ShareThis Page
Plenty of action on and off the court Saturday at the Pete |

Plenty of action on and off the court Saturday at the Pete

Jerry DiPaola
Pittsburgh’s Jared Wilson-Frame (4) goes up for a shot as Louisville’s Akoy Agau (0) defends during the first half of an NCAA college basketball game, Wednesday, Jan. 9, 2019, in Pittsburgh. (AP Photo/Keith Srakocic)

The game will matter Saturday when Pitt tries to stop its eight-game losing streak while tangling with Virginia Tech at Petersen Events Center.

But what’s going on at the edge of the court, especially what’s running through the heads of three coveted visiting recruits, might matter just as much.

Pitt is entering the final six regular-season games of coach Jeff Capel’s first year on the job. Here are three thoughts to keep in mind before and during the game.

1. Capel’s big week.

Capel received good news from recruits Gerald Drumgoole and Karim Coulibaly, who pledged to enroll in time for the 2019-20 season.

But the reconstruction project requires several new faces, and Pitt is serving as host to 6-foot-11, 215-pound prospect Ibrahima Diallo of Prolific Prep in Napa Valley, Calif. Plus, class of 2020 twins Julian and Justin Champagnie, are visiting. They are 6-7 and 6-6 small forwards from Bishop Loughlin in Brooklyn, N.Y.

The twins are intriguing but not as much as Diallo’s size. Diallo potentially could join the 6-8 Coulibaly next season to give Capel the presence in the paint he lacks and desperately needs.

Before Capel arrived, Pitt’s previous three recruiting classes produced little in the way of star players, and that trend must end.

But the class of 2017 did bring Jared Wilson-Frame to Pitt. Don’t sell Kevin Stallings’ best recruit short.

Wilson-Frame is second in the ACC in 3-point field goals per game (2.8) and ninth in 3-point percentage (39.2). He has 32 3s in the past eight games. Along with Xavier Johnson, he is Pitt’s best hope to upset the Hokies.

2. Another ranked foe.

No. 22 Virginia Tech (19-5, 8-4) is Pitt’s seventh ranked opponent this season (1-5).

The Hokies are well-coached by Buzz Williams, who, apparently, makes a big deal of sharing the basketball. Virginia Tech had 20 assists on 25 field goals Wednesday in a 76-68 victory against Georgia Tech, the third time the Hokies have assisted on at least 80 percent of their made shots.

3. A couple of big-timers

Virginia Tech’s Nickeil Alexander-Walker (17.3 points per game) and Pitt’s Xavier Johnson (16.6) are seventh and ninth in scoring in the ACC. Alexander-Walker has 27 assists in the past six games, so he will be the focus of Pitt’s defense.

Johnson needs 20 points to break Charles Smith’s 34-year-old freshman scoring record. Johnson has 416 points and eight games with 20 or more points.

Jerry DiPaola is a Tribune-Review staff writer. You can contact Jerry by email at [email protected] or via Twitter .

Categories: Sports | Pitt
TribLIVE commenting policy
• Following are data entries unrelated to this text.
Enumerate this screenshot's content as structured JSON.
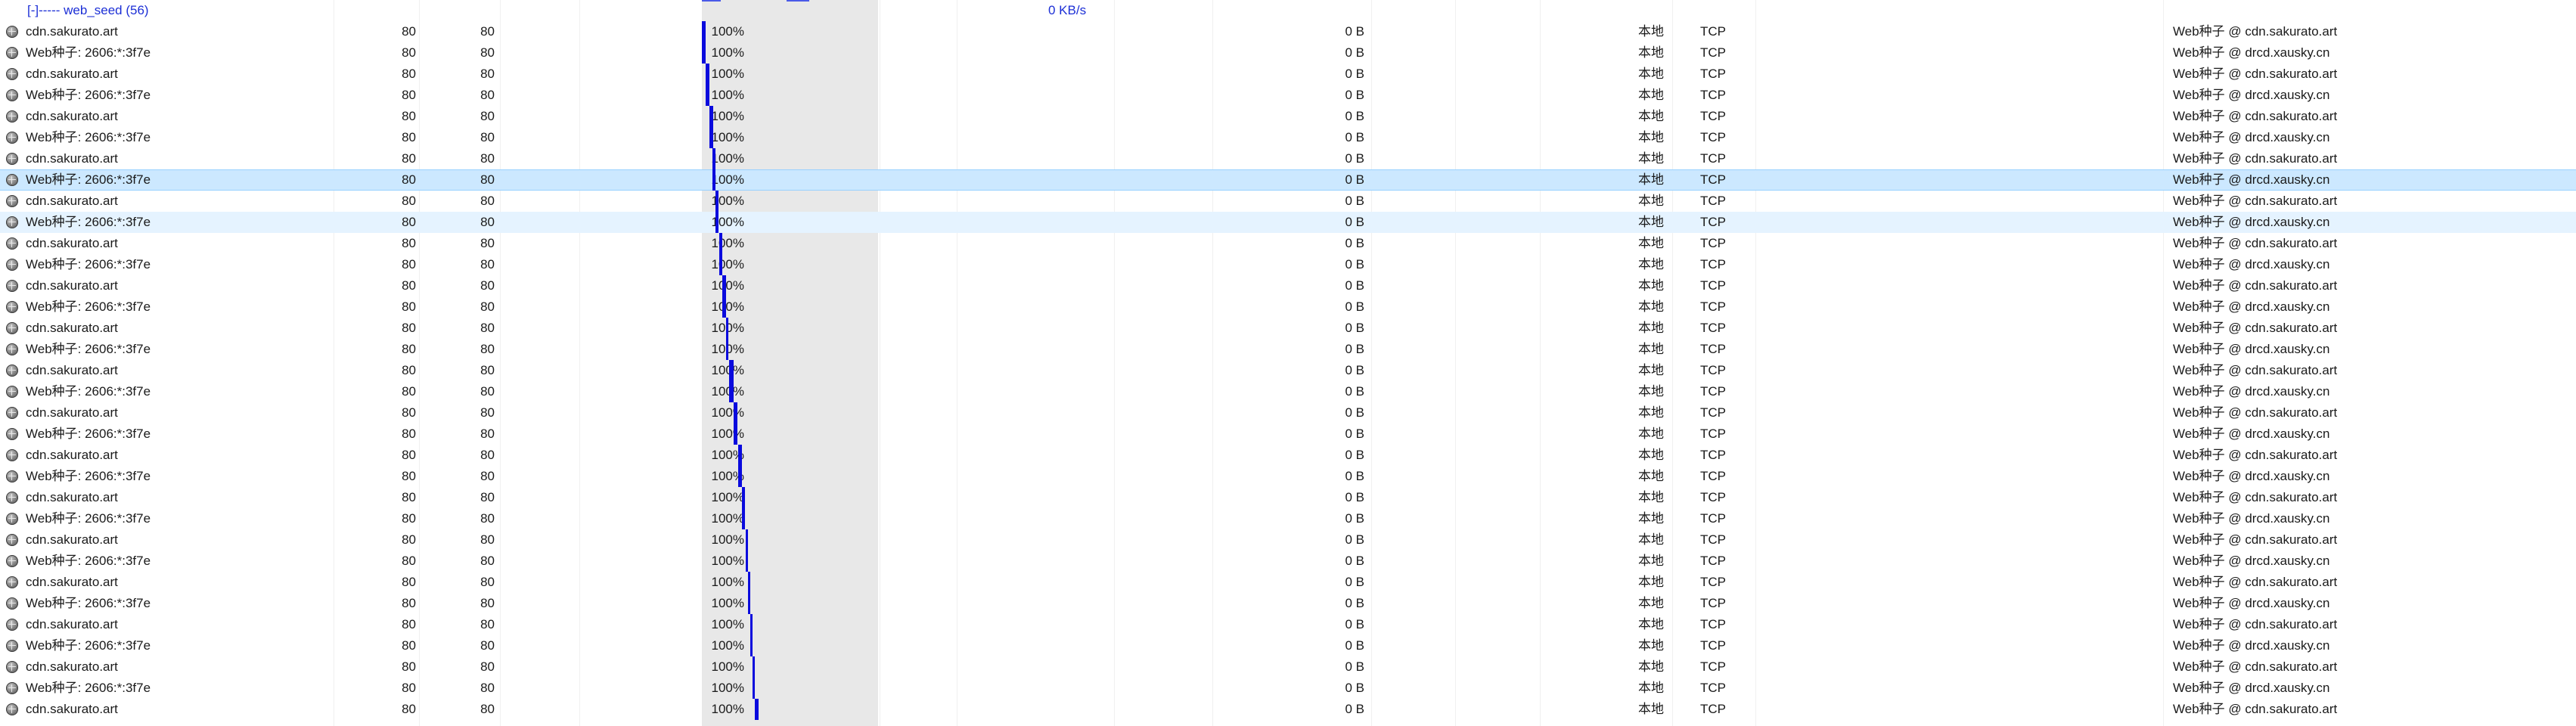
{
  "group": {
    "title": "[-]----- web_seed (56)",
    "speed": "0 KB/s"
  },
  "colors": {
    "group_text": "#1c2fd6",
    "piece_fill": "#0a0add",
    "piece_bg": "#e8e8e8",
    "selected_row": "#cce8ff",
    "hover_row": "#e5f3ff"
  },
  "row_icon": "globe-icon",
  "selected_row_index": 7,
  "hover_row_index": 9,
  "rows": [
    {
      "name": "cdn.sakurato.art",
      "port1": "80",
      "port2": "80",
      "progress": "100%",
      "downloaded": "0 B",
      "source": "本地",
      "protocol": "TCP",
      "client": "Web种子 @ cdn.sakurato.art",
      "piece_start": 0.0,
      "piece_span": 0.022
    },
    {
      "name": "Web种子: 2606:*:3f7e",
      "port1": "80",
      "port2": "80",
      "progress": "100%",
      "downloaded": "0 B",
      "source": "本地",
      "protocol": "TCP",
      "client": "Web种子 @ drcd.xausky.cn",
      "piece_start": 0.0,
      "piece_span": 0.022
    },
    {
      "name": "cdn.sakurato.art",
      "port1": "80",
      "port2": "80",
      "progress": "100%",
      "downloaded": "0 B",
      "source": "本地",
      "protocol": "TCP",
      "client": "Web种子 @ cdn.sakurato.art",
      "piece_start": 0.022,
      "piece_span": 0.022
    },
    {
      "name": "Web种子: 2606:*:3f7e",
      "port1": "80",
      "port2": "80",
      "progress": "100%",
      "downloaded": "0 B",
      "source": "本地",
      "protocol": "TCP",
      "client": "Web种子 @ drcd.xausky.cn",
      "piece_start": 0.022,
      "piece_span": 0.022
    },
    {
      "name": "cdn.sakurato.art",
      "port1": "80",
      "port2": "80",
      "progress": "100%",
      "downloaded": "0 B",
      "source": "本地",
      "protocol": "TCP",
      "client": "Web种子 @ cdn.sakurato.art",
      "piece_start": 0.044,
      "piece_span": 0.02
    },
    {
      "name": "Web种子: 2606:*:3f7e",
      "port1": "80",
      "port2": "80",
      "progress": "100%",
      "downloaded": "0 B",
      "source": "本地",
      "protocol": "TCP",
      "client": "Web种子 @ drcd.xausky.cn",
      "piece_start": 0.044,
      "piece_span": 0.02
    },
    {
      "name": "cdn.sakurato.art",
      "port1": "80",
      "port2": "80",
      "progress": "100%",
      "downloaded": "0 B",
      "source": "本地",
      "protocol": "TCP",
      "client": "Web种子 @ cdn.sakurato.art",
      "piece_start": 0.062,
      "piece_span": 0.014
    },
    {
      "name": "Web种子: 2606:*:3f7e",
      "port1": "80",
      "port2": "80",
      "progress": "100%",
      "downloaded": "0 B",
      "source": "本地",
      "protocol": "TCP",
      "client": "Web种子 @ drcd.xausky.cn",
      "piece_start": 0.062,
      "piece_span": 0.014
    },
    {
      "name": "cdn.sakurato.art",
      "port1": "80",
      "port2": "80",
      "progress": "100%",
      "downloaded": "0 B",
      "source": "本地",
      "protocol": "TCP",
      "client": "Web种子 @ cdn.sakurato.art",
      "piece_start": 0.076,
      "piece_span": 0.02
    },
    {
      "name": "Web种子: 2606:*:3f7e",
      "port1": "80",
      "port2": "80",
      "progress": "100%",
      "downloaded": "0 B",
      "source": "本地",
      "protocol": "TCP",
      "client": "Web种子 @ drcd.xausky.cn",
      "piece_start": 0.076,
      "piece_span": 0.02
    },
    {
      "name": "cdn.sakurato.art",
      "port1": "80",
      "port2": "80",
      "progress": "100%",
      "downloaded": "0 B",
      "source": "本地",
      "protocol": "TCP",
      "client": "Web种子 @ cdn.sakurato.art",
      "piece_start": 0.098,
      "piece_span": 0.02
    },
    {
      "name": "Web种子: 2606:*:3f7e",
      "port1": "80",
      "port2": "80",
      "progress": "100%",
      "downloaded": "0 B",
      "source": "本地",
      "protocol": "TCP",
      "client": "Web种子 @ drcd.xausky.cn",
      "piece_start": 0.098,
      "piece_span": 0.02
    },
    {
      "name": "cdn.sakurato.art",
      "port1": "80",
      "port2": "80",
      "progress": "100%",
      "downloaded": "0 B",
      "source": "本地",
      "protocol": "TCP",
      "client": "Web种子 @ cdn.sakurato.art",
      "piece_start": 0.118,
      "piece_span": 0.018
    },
    {
      "name": "Web种子: 2606:*:3f7e",
      "port1": "80",
      "port2": "80",
      "progress": "100%",
      "downloaded": "0 B",
      "source": "本地",
      "protocol": "TCP",
      "client": "Web种子 @ drcd.xausky.cn",
      "piece_start": 0.118,
      "piece_span": 0.018
    },
    {
      "name": "cdn.sakurato.art",
      "port1": "80",
      "port2": "80",
      "progress": "100%",
      "downloaded": "0 B",
      "source": "本地",
      "protocol": "TCP",
      "client": "Web种子 @ cdn.sakurato.art",
      "piece_start": 0.136,
      "piece_span": 0.016
    },
    {
      "name": "Web种子: 2606:*:3f7e",
      "port1": "80",
      "port2": "80",
      "progress": "100%",
      "downloaded": "0 B",
      "source": "本地",
      "protocol": "TCP",
      "client": "Web种子 @ drcd.xausky.cn",
      "piece_start": 0.136,
      "piece_span": 0.016
    },
    {
      "name": "cdn.sakurato.art",
      "port1": "80",
      "port2": "80",
      "progress": "100%",
      "downloaded": "0 B",
      "source": "本地",
      "protocol": "TCP",
      "client": "Web种子 @ cdn.sakurato.art",
      "piece_start": 0.156,
      "piece_span": 0.026
    },
    {
      "name": "Web种子: 2606:*:3f7e",
      "port1": "80",
      "port2": "80",
      "progress": "100%",
      "downloaded": "0 B",
      "source": "本地",
      "protocol": "TCP",
      "client": "Web种子 @ drcd.xausky.cn",
      "piece_start": 0.156,
      "piece_span": 0.026
    },
    {
      "name": "cdn.sakurato.art",
      "port1": "80",
      "port2": "80",
      "progress": "100%",
      "downloaded": "0 B",
      "source": "本地",
      "protocol": "TCP",
      "client": "Web种子 @ cdn.sakurato.art",
      "piece_start": 0.18,
      "piece_span": 0.022
    },
    {
      "name": "Web种子: 2606:*:3f7e",
      "port1": "80",
      "port2": "80",
      "progress": "100%",
      "downloaded": "0 B",
      "source": "本地",
      "protocol": "TCP",
      "client": "Web种子 @ drcd.xausky.cn",
      "piece_start": 0.18,
      "piece_span": 0.022
    },
    {
      "name": "cdn.sakurato.art",
      "port1": "80",
      "port2": "80",
      "progress": "100%",
      "downloaded": "0 B",
      "source": "本地",
      "protocol": "TCP",
      "client": "Web种子 @ cdn.sakurato.art",
      "piece_start": 0.204,
      "piece_span": 0.022
    },
    {
      "name": "Web种子: 2606:*:3f7e",
      "port1": "80",
      "port2": "80",
      "progress": "100%",
      "downloaded": "0 B",
      "source": "本地",
      "protocol": "TCP",
      "client": "Web种子 @ drcd.xausky.cn",
      "piece_start": 0.204,
      "piece_span": 0.022
    },
    {
      "name": "cdn.sakurato.art",
      "port1": "80",
      "port2": "80",
      "progress": "100%",
      "downloaded": "0 B",
      "source": "本地",
      "protocol": "TCP",
      "client": "Web种子 @ cdn.sakurato.art",
      "piece_start": 0.226,
      "piece_span": 0.02
    },
    {
      "name": "Web种子: 2606:*:3f7e",
      "port1": "80",
      "port2": "80",
      "progress": "100%",
      "downloaded": "0 B",
      "source": "本地",
      "protocol": "TCP",
      "client": "Web种子 @ drcd.xausky.cn",
      "piece_start": 0.226,
      "piece_span": 0.02
    },
    {
      "name": "cdn.sakurato.art",
      "port1": "80",
      "port2": "80",
      "progress": "100%",
      "downloaded": "0 B",
      "source": "本地",
      "protocol": "TCP",
      "client": "Web种子 @ cdn.sakurato.art",
      "piece_start": 0.25,
      "piece_span": 0.012
    },
    {
      "name": "Web种子: 2606:*:3f7e",
      "port1": "80",
      "port2": "80",
      "progress": "100%",
      "downloaded": "0 B",
      "source": "本地",
      "protocol": "TCP",
      "client": "Web种子 @ drcd.xausky.cn",
      "piece_start": 0.25,
      "piece_span": 0.012
    },
    {
      "name": "cdn.sakurato.art",
      "port1": "80",
      "port2": "80",
      "progress": "100%",
      "downloaded": "0 B",
      "source": "本地",
      "protocol": "TCP",
      "client": "Web种子 @ cdn.sakurato.art",
      "piece_start": 0.262,
      "piece_span": 0.012
    },
    {
      "name": "Web种子: 2606:*:3f7e",
      "port1": "80",
      "port2": "80",
      "progress": "100%",
      "downloaded": "0 B",
      "source": "本地",
      "protocol": "TCP",
      "client": "Web种子 @ drcd.xausky.cn",
      "piece_start": 0.262,
      "piece_span": 0.012
    },
    {
      "name": "cdn.sakurato.art",
      "port1": "80",
      "port2": "80",
      "progress": "100%",
      "downloaded": "0 B",
      "source": "本地",
      "protocol": "TCP",
      "client": "Web种子 @ cdn.sakurato.art",
      "piece_start": 0.274,
      "piece_span": 0.014
    },
    {
      "name": "Web种子: 2606:*:3f7e",
      "port1": "80",
      "port2": "80",
      "progress": "100%",
      "downloaded": "0 B",
      "source": "本地",
      "protocol": "TCP",
      "client": "Web种子 @ drcd.xausky.cn",
      "piece_start": 0.274,
      "piece_span": 0.014
    },
    {
      "name": "cdn.sakurato.art",
      "port1": "80",
      "port2": "80",
      "progress": "100%",
      "downloaded": "0 B",
      "source": "本地",
      "protocol": "TCP",
      "client": "Web种子 @ cdn.sakurato.art",
      "piece_start": 0.288,
      "piece_span": 0.012
    },
    {
      "name": "Web种子: 2606:*:3f7e",
      "port1": "80",
      "port2": "80",
      "progress": "100%",
      "downloaded": "0 B",
      "source": "本地",
      "protocol": "TCP",
      "client": "Web种子 @ drcd.xausky.cn",
      "piece_start": 0.288,
      "piece_span": 0.012
    },
    {
      "name": "cdn.sakurato.art",
      "port1": "80",
      "port2": "80",
      "progress": "100%",
      "downloaded": "0 B",
      "source": "本地",
      "protocol": "TCP",
      "client": "Web种子 @ cdn.sakurato.art",
      "piece_start": 0.3,
      "piece_span": 0.02
    }
  ]
}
You are solely responsible for your comments and by using you agree to our Terms of Service.

We moderate comments. Our goal is to provide substantive commentary for a general readership. By screening submissions, we provide a space where readers can share intelligent and informed commentary that enhances the quality of our news and information.

While most comments will be posted if they are on-topic and not abusive, moderating decisions are subjective. We will make them as carefully and consistently as we can. Because of the volume of reader comments, we cannot review individual moderation decisions with readers.

We value thoughtful comments representing a range of views that make their point quickly and politely. We make an effort to protect discussions from repeated comments either by the same reader or different readers

We follow the same standards for taste as the daily newspaper. A few things we won't tolerate: personal attacks, obscenity, vulgarity, profanity (including expletives and letters followed by dashes), commercial promotion, impersonations, incoherence, proselytizing and SHOUTING. Don't include URLs to Web sites.

We do not edit comments. They are either approved or deleted. We reserve the right to edit a comment that is quoted or excerpted in an article. In this case, we may fix spelling and punctuation.

We welcome strong opinions and criticism of our work, but we don't want comments to become bogged down with discussions of our policies and we will moderate accordingly.

We appreciate it when readers and people quoted in articles or blog posts point out errors of fact or emphasis and will investigate all assertions. But these suggestions should be sent via e-mail. To avoid distracting other readers, we won't publish comments that suggest a correction. Instead, corrections will be made in a blog post or in an article.